C: K Mitch Hodge / Unsplash

‘Get used to hearing things you don’t like’ BBC boss tells LGBT employees

A BBC boss told the corporation’s LGBT and transgender staff that they must “get used to hearing things [they] do not personally like,” it has been reported.

The broadcaster’s Head of News, Frans Usworth, who is set to leave the BBC in January, made the comments during a Zoom call on Friday. She was responding to questions that “implied people should not come across views they disliked” during a Zoom meeting with the BBC’s Pride network.

The meeting was held amid the BBC’s recent departure from Stonewall’s diversity champions scheme, under which it had paid for advice and assessment from the charity. In return for a yearly payment, members receive advice on issues such as the use of personal pronouns at work, and whether single-sex toilets should be accessible to those who identify as transgender.

Despite many organisations adopting the scheme, Stonewall has been recently swamped in controversy after its Chief Executive Nancy Kelley claimed that “gender critical” beliefs — believing that a person’s biological sex cannot be changed — were similar to anti-Semitism. Several leading corporations have now abandoned the scheme.

The BBC said in a statement that its involvement with the charity had led some to question whether it could truly be seen as “impartial when reporting on public policy debates”: “[…] Over time our participation in the Programme has led some to question whether the BBC can be impartial when reporting on public policy debates where Stonewall is taking an active role.”

It added: “After careful consideration, we believe it is time to step back from the Diversity Champions Programme and will also no longer participate in Stonewall’s Workplace Equality Index.

“Although the BBC will not be renewing its participation in the Diversity Champions Programme, in the future we will continue to work with a range of external organisations, including Stonewall, on relevant projects to support our LGBTQ+ staff.”

The BBC’s departure follows media watchdog Ofcom quitting the scheme over the summer.
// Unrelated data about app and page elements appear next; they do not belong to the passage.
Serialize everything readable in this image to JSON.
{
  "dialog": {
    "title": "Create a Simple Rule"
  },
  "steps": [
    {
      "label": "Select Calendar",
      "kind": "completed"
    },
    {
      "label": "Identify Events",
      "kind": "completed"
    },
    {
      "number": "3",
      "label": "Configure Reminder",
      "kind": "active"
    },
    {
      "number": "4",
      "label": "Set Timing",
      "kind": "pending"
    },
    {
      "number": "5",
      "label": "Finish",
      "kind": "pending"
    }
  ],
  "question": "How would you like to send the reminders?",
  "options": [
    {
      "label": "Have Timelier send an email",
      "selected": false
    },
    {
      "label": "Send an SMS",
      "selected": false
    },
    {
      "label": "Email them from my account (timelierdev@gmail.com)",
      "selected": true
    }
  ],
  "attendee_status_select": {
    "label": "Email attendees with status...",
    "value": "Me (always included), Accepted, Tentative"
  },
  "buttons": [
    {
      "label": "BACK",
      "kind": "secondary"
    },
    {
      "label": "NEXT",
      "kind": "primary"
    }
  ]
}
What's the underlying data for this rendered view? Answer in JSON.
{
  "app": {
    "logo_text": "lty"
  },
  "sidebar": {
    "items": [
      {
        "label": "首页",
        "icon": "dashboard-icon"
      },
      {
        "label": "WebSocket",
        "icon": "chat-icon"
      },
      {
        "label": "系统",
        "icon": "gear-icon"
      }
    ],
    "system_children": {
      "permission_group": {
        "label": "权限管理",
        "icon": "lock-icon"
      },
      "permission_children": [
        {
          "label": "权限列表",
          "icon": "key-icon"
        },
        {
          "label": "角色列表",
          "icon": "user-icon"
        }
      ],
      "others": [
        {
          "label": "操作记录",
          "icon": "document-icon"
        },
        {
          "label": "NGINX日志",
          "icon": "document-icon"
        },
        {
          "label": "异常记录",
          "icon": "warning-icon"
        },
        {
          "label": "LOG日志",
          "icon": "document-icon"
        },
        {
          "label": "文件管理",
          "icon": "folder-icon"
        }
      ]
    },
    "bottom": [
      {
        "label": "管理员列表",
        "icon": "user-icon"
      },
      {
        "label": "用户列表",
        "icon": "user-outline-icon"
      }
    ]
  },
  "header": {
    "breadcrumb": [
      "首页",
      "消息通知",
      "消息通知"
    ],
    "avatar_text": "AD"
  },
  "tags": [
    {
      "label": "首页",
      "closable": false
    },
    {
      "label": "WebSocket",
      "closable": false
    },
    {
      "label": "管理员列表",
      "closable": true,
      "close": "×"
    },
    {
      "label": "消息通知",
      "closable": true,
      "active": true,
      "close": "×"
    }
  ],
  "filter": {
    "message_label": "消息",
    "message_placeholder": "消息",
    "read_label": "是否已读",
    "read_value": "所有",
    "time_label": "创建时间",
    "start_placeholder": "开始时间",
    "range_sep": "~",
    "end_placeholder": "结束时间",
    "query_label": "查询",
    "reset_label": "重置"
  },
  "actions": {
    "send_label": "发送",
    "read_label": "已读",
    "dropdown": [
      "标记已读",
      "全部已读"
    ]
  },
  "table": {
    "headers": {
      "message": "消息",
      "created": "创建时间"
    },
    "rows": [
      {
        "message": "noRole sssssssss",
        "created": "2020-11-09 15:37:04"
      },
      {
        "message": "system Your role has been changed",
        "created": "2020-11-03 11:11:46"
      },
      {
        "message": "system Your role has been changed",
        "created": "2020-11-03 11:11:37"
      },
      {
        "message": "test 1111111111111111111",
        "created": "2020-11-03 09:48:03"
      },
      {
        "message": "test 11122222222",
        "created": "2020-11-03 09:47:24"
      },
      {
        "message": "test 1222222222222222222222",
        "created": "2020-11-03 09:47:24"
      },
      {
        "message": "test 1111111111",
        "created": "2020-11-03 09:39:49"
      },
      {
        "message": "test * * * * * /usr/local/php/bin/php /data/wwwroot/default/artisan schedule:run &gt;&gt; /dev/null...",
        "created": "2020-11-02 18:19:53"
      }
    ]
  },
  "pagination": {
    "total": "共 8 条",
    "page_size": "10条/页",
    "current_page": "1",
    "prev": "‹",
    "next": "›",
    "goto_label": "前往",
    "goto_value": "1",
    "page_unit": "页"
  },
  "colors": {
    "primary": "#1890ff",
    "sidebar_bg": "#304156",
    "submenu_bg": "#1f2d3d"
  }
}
In August, the regulator said it had withdrawn because of the need to remain impartial and independent at all times.”

In March, the Equality and Human Rights Commission also dropped the scheme, citing cost issues. Other organisations to quit the controversial scheme include Channel 4, Ofsted, the Ministry of Justice and The Department of Health.

At the BBC meeting, Ms Unsworth reportedly told staff that the broadcaster had a duty to tell these stories to the public, and they “could not walk away from the conversation”.

A source told The Sunday Times that Ms Unsworth told staff: “You’ll hear things you don’t personally like and see things you don’t like — that’s what the BBC is, and you have to get used to that.”

One employee said that the BBC boss was calm yet firm in her approach: “Fran was totally calm but determined about it.”

Another source said that the meeting between Ms Unsworth and her staff “was like explaining journalism to idiots”.

During the meeting, BBC Director General, Tim Davie, who was previously chairman of a lesbian, gay and bisexual working group at the corporation, told staff he would listen to their views and said it was a priority to make them feel comfortable at work. Despite his attempts to reassure staff, he was told by one employee that he “was not in a position to make decisions on this issue, because he’s not trans.”

A BBC spokesperson told MailOnline: “The BBC has regular staff meetings and this meeting was constructive and useful.”

Share mdi-share-variant mdi-twitter mdi-facebook mdi-whatsapp mdi-telegram mdi-linkedin mdi-email mdi-printer mdi-chevron-left Prev Next mdi-chevron-right Related
Comments are open

The biggest problem Ireland faces right now is:

View Results

Loading ... Loading ...